▶ **What to produce**
Print out the data below. Do not alter a single line.
━━━━━ Record excerpts ━━━━━
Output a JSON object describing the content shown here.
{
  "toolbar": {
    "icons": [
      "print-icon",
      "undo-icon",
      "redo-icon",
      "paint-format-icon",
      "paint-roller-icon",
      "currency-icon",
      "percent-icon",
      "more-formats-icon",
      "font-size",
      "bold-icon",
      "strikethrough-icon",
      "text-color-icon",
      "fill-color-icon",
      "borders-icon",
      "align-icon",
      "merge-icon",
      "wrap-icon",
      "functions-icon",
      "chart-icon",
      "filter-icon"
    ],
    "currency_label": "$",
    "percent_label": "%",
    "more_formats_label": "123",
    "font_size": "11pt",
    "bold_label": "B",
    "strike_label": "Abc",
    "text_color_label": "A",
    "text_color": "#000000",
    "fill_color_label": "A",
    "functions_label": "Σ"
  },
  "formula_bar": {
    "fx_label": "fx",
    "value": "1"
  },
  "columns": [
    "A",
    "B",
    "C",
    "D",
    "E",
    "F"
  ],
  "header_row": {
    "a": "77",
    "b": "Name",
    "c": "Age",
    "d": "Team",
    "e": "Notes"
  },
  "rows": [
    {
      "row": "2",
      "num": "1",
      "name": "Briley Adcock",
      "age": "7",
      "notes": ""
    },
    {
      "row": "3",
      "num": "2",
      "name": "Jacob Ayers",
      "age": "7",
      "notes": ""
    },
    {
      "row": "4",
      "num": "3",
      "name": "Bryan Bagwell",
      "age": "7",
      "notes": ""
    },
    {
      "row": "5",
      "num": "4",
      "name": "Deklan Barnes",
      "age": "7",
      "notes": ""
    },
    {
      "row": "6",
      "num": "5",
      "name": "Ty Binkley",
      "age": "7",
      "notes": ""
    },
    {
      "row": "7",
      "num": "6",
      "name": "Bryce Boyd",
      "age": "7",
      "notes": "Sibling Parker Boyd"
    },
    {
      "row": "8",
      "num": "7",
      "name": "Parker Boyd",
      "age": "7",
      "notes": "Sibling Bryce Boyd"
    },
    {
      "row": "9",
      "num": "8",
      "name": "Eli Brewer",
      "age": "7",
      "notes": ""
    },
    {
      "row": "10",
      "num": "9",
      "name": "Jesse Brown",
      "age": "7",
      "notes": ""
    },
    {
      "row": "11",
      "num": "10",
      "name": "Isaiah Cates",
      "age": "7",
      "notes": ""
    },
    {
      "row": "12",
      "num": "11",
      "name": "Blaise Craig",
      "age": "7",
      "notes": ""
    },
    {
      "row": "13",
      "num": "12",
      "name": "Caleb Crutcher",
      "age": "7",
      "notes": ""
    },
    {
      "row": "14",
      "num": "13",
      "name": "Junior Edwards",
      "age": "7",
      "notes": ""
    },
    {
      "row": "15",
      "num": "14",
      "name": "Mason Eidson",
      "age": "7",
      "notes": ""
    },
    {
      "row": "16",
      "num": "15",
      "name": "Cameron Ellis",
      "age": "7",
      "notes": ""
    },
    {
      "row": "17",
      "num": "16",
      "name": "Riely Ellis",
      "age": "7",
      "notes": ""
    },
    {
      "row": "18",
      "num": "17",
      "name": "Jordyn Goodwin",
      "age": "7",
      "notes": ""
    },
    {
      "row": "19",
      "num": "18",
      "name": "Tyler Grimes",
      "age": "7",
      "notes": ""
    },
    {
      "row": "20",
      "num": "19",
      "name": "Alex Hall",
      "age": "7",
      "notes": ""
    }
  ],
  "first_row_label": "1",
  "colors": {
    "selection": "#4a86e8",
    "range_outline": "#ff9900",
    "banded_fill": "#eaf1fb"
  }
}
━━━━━
▶ **Response**
Output a JSON object describing the content shown here.
{
  "toolbar": {
    "icons": [
      "print-icon",
      "undo-icon",
      "redo-icon",
      "paint-format-icon",
      "paint-roller-icon",
      "currency-icon",
      "percent-icon",
      "more-formats-icon",
      "font-size",
      "bold-icon",
      "strikethrough-icon",
      "text-color-icon",
      "fill-color-icon",
      "borders-icon",
      "align-icon",
      "merge-icon",
      "wrap-icon",
      "functions-icon",
      "chart-icon",
      "filter-icon"
    ],
    "currency_label": "$",
    "percent_label": "%",
    "more_formats_label": "123",
    "font_size": "11pt",
    "bold_label": "B",
    "strike_label": "Abc",
    "text_color_label": "A",
    "text_color": "#000000",
    "fill_color_label": "A",
    "functions_label": "Σ"
  },
  "formula_bar": {
    "fx_label": "fx",
    "value": "1"
  },
  "columns": [
    "A",
    "B",
    "C",
    "D",
    "E",
    "F"
  ],
  "header_row": {
    "a": "77",
    "b": "Name",
    "c": "Age",
    "d": "Team",
    "e": "Notes"
  },
  "rows": [
    {
      "row": "2",
      "num": "1",
      "name": "Briley Adcock",
      "age": "7",
      "notes": ""
    },
    {
      "row": "3",
      "num": "2",
      "name": "Jacob Ayers",
      "age": "7",
      "notes": ""
    },
    {
      "row": "4",
      "num": "3",
      "name": "Bryan Bagwell",
      "age": "7",
      "notes": ""
    },
    {
      "row": "5",
      "num": "4",
      "name": "Deklan Barnes",
      "age": "7",
      "notes": ""
    },
    {
      "row": "6",
      "num": "5",
      "name": "Ty Binkley",
      "age": "7",
      "notes": ""
    },
    {
      "row": "7",
      "num": "6",
      "name": "Bryce Boyd",
      "age": "7",
      "notes": "Sibling Parker Boyd"
    },
    {
      "row": "8",
      "num": "7",
      "name": "Parker Boyd",
      "age": "7",
      "notes": "Sibling Bryce Boyd"
    },
    {
      "row": "9",
      "num": "8",
      "name": "Eli Brewer",
      "age": "7",
      "notes": ""
    },
    {
      "row": "10",
      "num": "9",
      "name": "Jesse Brown",
      "age": "7",
      "notes": ""
    },
    {
      "row": "11",
      "num": "10",
      "name": "Isaiah Cates",
      "age": "7",
      "notes": ""
    },
    {
      "row": "12",
      "num": "11",
      "name": "Blaise Craig",
      "age": "7",
      "notes": ""
    },
    {
      "row": "13",
      "num": "12",
      "name": "Caleb Crutcher",
      "age": "7",
      "notes": ""
    },
    {
      "row": "14",
      "num": "13",
      "name": "Junior Edwards",
      "age": "7",
      "notes": ""
    },
    {
      "row": "15",
      "num": "14",
      "name": "Mason Eidson",
      "age": "7",
      "notes": ""
    },
    {
      "row": "16",
      "num": "15",
      "name": "Cameron Ellis",
      "age": "7",
      "notes": ""
    },
    {
      "row": "17",
      "num": "16",
      "name": "Riely Ellis",
      "age": "7",
      "notes": ""
    },
    {
      "row": "18",
      "num": "17",
      "name": "Jordyn Goodwin",
      "age": "7",
      "notes": ""
    },
    {
      "row": "19",
      "num": "18",
      "name": "Tyler Grimes",
      "age": "7",
      "notes": ""
    },
    {
      "row": "20",
      "num": "19",
      "name": "Alex Hall",
      "age": "7",
      "notes": ""
    }
  ],
  "first_row_label": "1",
  "colors": {
    "selection": "#4a86e8",
    "range_outline": "#ff9900",
    "banded_fill": "#eaf1fb"
  }
}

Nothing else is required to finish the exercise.